When it comes to the choice of cabling, the market has numerous offers and it is hard for you to know which cables are the best for you. Each type or series of the cable has its unique results for varied types of projects therefore, it is important to understand different cable types such as Cat 5 cable, Cat6 structured cabling, Cat5 structured cabling, and their differences so you can make the right decision on which cabling suits your specific project.
Copper wires have long been known to be the primary material for making network cables. A data cable is composed of 8 cooper wires all in a single sheath and is designed to deliver a signal transmission between two or more devices. Standardisation of the ends of the cable is done to allow for a common connector. These cables have evolved over time to allow for faster and bigger transmission speeds. Data cables are used to connect a device to common hosting hardware or server such as internet router or a data switch.
Cat 5 Cabling
As one of the oldest types of data cables, Cat 5 cabling came up in 1995 to provide for 10/100 Mbps Ethernet capabilities over a distance of up to 100m. However, advancements in technology have witnessed an introduction of higher series cables such as the Cat5e, that features less noise and crosswalk. Nevertheless, Cat 5 is still used in some institutions although a majority of organizations have replaced them with high capacity cables. Thus, Cat5 e has become the desired choice with a capacity of 1 Gigabit speeds that were a problem for businesses in the past. But still, Cat5e has since been beaten by the Cat 6 cabling because of the need for enhanced speeds, reliability, and longer transmission distance.
Cat 6 Cabling
Conceived in 2002, Cat 6 is a more robust copper wired cabling, thanks to its tightly wound wires compared to its predecessor Cat5. It has since become a dominant option when it comes to the data cable market. However, special care should be taken when installing the Cat 6 cables. It requires more time and additional installation cost, but its benefits outweigh these requirements when compared to Cat5.
Cat 7 Cabling
Cat 7 cable features extensive shielding with individual pairs of wires featuring a separate layer of sheath throughout the cable. Perhaps this is what makes Cat 7 cables stiffer compared to other types of cables. It can support 10Gbps data transmission. Tests have revealed that this cable can withstand a transmission of up to 40 Gb over a distance of 50 meters and 100 Gb over 15 meters.
While this cable is undoubtedly superior in terms of transmission capacity, it comes with a few complications. The shielding requires to be electrically grounded not to mention that it is not "backwards compatible" just like the previous versions. The Cat 7a standard that was adopted in 2010 and has been in use but it is yet to get an official nod in telecommunications.
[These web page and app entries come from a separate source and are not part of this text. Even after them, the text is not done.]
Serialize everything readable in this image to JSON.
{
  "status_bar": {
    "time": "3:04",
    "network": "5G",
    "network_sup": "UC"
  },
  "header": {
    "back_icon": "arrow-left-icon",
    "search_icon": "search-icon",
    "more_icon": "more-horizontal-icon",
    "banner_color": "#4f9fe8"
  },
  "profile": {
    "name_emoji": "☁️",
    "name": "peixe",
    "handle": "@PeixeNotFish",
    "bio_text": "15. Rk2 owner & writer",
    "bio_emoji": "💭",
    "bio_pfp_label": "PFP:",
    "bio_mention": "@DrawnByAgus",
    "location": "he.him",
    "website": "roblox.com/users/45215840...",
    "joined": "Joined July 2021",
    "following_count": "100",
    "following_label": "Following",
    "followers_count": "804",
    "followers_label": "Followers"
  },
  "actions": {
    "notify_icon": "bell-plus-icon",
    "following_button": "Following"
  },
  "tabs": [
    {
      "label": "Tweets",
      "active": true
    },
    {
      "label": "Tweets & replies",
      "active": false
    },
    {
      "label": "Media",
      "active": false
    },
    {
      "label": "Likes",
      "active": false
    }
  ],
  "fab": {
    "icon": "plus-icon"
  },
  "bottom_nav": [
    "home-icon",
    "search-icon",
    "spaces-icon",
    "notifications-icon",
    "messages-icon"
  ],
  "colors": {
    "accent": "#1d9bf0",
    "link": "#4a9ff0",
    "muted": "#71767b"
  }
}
Whichever the category of data babbling you go for, you need to first get professional advice. You also need to contact a reputable data networking company to help you with the installation of the right structured cabling systems.